━━━ The data ━━━

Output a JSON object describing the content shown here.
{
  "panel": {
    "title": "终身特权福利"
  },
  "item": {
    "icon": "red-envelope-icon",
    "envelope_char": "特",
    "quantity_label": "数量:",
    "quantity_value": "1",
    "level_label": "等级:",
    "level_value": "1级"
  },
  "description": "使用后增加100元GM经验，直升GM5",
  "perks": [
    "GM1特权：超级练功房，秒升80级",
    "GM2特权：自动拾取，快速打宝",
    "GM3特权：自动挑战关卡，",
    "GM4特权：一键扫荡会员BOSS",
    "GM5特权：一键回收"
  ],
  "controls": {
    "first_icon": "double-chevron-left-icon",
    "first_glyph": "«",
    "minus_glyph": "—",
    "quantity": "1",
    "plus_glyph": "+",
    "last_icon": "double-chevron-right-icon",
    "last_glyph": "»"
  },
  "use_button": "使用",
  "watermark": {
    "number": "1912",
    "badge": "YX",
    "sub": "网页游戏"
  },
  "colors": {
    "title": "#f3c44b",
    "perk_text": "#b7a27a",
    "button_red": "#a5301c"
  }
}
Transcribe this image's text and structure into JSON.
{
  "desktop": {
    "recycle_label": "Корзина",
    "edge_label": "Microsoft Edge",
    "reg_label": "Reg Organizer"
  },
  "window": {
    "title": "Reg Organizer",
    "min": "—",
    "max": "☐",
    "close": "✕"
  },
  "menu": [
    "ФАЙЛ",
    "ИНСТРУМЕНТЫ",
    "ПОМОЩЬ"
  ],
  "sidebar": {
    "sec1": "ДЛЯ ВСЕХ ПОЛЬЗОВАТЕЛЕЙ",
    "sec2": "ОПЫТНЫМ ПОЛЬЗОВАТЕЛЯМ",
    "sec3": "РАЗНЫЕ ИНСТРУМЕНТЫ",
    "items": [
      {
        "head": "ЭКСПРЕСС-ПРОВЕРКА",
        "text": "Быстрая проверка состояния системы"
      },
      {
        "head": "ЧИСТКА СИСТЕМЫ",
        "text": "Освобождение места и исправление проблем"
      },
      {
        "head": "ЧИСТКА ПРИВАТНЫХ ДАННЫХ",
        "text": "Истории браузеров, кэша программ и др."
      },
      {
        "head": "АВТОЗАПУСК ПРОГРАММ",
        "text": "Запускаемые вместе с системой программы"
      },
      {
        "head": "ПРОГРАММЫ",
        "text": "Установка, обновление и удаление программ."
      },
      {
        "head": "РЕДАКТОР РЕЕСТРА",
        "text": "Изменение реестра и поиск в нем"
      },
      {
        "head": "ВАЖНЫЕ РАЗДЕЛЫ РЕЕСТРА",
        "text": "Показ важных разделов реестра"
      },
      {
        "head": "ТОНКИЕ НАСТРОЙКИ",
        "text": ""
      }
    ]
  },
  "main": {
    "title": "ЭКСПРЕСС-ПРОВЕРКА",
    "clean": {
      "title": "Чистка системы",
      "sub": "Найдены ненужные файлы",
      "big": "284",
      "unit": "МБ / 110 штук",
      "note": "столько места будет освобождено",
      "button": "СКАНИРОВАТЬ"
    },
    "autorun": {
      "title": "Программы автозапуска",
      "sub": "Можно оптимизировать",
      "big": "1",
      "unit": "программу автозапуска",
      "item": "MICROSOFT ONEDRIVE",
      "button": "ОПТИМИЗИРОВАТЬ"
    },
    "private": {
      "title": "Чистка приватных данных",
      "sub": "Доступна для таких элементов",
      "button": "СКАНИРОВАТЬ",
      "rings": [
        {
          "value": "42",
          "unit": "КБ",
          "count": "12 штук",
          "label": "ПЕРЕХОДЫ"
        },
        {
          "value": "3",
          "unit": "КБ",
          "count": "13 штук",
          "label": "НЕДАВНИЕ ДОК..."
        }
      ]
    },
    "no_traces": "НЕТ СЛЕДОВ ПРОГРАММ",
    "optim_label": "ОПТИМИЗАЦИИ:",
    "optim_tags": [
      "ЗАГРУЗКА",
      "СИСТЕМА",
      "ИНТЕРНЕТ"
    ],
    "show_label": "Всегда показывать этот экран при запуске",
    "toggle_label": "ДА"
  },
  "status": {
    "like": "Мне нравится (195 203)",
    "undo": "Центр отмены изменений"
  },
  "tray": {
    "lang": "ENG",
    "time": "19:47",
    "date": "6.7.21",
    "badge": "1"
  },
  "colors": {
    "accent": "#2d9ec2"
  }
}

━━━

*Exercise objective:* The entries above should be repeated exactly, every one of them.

*Solved exercise:*
Output a JSON object describing the content shown here.
{
  "panel": {
    "title": "终身特权福利"
  },
  "item": {
    "icon": "red-envelope-icon",
    "envelope_char": "特",
    "quantity_label": "数量:",
    "quantity_value": "1",
    "level_label": "等级:",
    "level_value": "1级"
  },
  "description": "使用后增加100元GM经验，直升GM5",
  "perks": [
    "GM1特权：超级练功房，秒升80级",
    "GM2特权：自动拾取，快速打宝",
    "GM3特权：自动挑战关卡，",
    "GM4特权：一键扫荡会员BOSS",
    "GM5特权：一键回收"
  ],
  "controls": {
    "first_icon": "double-chevron-left-icon",
    "first_glyph": "«",
    "minus_glyph": "—",
    "quantity": "1",
    "plus_glyph": "+",
    "last_icon": "double-chevron-right-icon",
    "last_glyph": "»"
  },
  "use_button": "使用",
  "watermark": {
    "number": "1912",
    "badge": "YX",
    "sub": "网页游戏"
  },
  "colors": {
    "title": "#f3c44b",
    "perk_text": "#b7a27a",
    "button_red": "#a5301c"
  }
}
Transcribe this image's text and structure into JSON.
{
  "desktop": {
    "recycle_label": "Корзина",
    "edge_label": "Microsoft Edge",
    "reg_label": "Reg Organizer"
  },
  "window": {
    "title": "Reg Organizer",
    "min": "—",
    "max": "☐",
    "close": "✕"
  },
  "menu": [
    "ФАЙЛ",
    "ИНСТРУМЕНТЫ",
    "ПОМОЩЬ"
  ],
  "sidebar": {
    "sec1": "ДЛЯ ВСЕХ ПОЛЬЗОВАТЕЛЕЙ",
    "sec2": "ОПЫТНЫМ ПОЛЬЗОВАТЕЛЯМ",
    "sec3": "РАЗНЫЕ ИНСТРУМЕНТЫ",
    "items": [
      {
        "head": "ЭКСПРЕСС-ПРОВЕРКА",
        "text": "Быстрая проверка состояния системы"
      },
      {
        "head": "ЧИСТКА СИСТЕМЫ",
        "text": "Освобождение места и исправление проблем"
      },
      {
        "head": "ЧИСТКА ПРИВАТНЫХ ДАННЫХ",
        "text": "Истории браузеров, кэша программ и др."
      },
      {
        "head": "АВТОЗАПУСК ПРОГРАММ",
        "text": "Запускаемые вместе с системой программы"
      },
      {
        "head": "ПРОГРАММЫ",
        "text": "Установка, обновление и удаление программ."
      },
      {
        "head": "РЕДАКТОР РЕЕСТРА",
        "text": "Изменение реестра и поиск в нем"
      },
      {
        "head": "ВАЖНЫЕ РАЗДЕЛЫ РЕЕСТРА",
        "text": "Показ важных разделов реестра"
      },
      {
        "head": "ТОНКИЕ НАСТРОЙКИ",
        "text": ""
      }
    ]
  },
  "main": {
    "title": "ЭКСПРЕСС-ПРОВЕРКА",
    "clean": {
      "title": "Чистка системы",
      "sub": "Найдены ненужные файлы",
      "big": "284",
      "unit": "МБ / 110 штук",
      "note": "столько места будет освобождено",
      "button": "СКАНИРОВАТЬ"
    },
    "autorun": {
      "title": "Программы автозапуска",
      "sub": "Можно оптимизировать",
      "big": "1",
      "unit": "программу автозапуска",
      "item": "MICROSOFT ONEDRIVE",
      "button": "ОПТИМИЗИРОВАТЬ"
    },
    "private": {
      "title": "Чистка приватных данных",
      "sub": "Доступна для таких элементов",
      "button": "СКАНИРОВАТЬ",
      "rings": [
        {
          "value": "42",
          "unit": "КБ",
          "count": "12 штук",
          "label": "ПЕРЕХОДЫ"
        },
        {
          "value": "3",
          "unit": "КБ",
          "count": "13 штук",
          "label": "НЕДАВНИЕ ДОК..."
        }
      ]
    },
    "no_traces": "НЕТ СЛЕДОВ ПРОГРАММ",
    "optim_label": "ОПТИМИЗАЦИИ:",
    "optim_tags": [
      "ЗАГРУЗКА",
      "СИСТЕМА",
      "ИНТЕРНЕТ"
    ],
    "show_label": "Всегда показывать этот экран при запуске",
    "toggle_label": "ДА"
  },
  "status": {
    "like": "Мне нравится (195 203)",
    "undo": "Центр отмены изменений"
  },
  "tray": {
    "lang": "ENG",
    "time": "19:47",
    "date": "6.7.21",
    "badge": "1"
  },
  "colors": {
    "accent": "#2d9ec2"
  }
}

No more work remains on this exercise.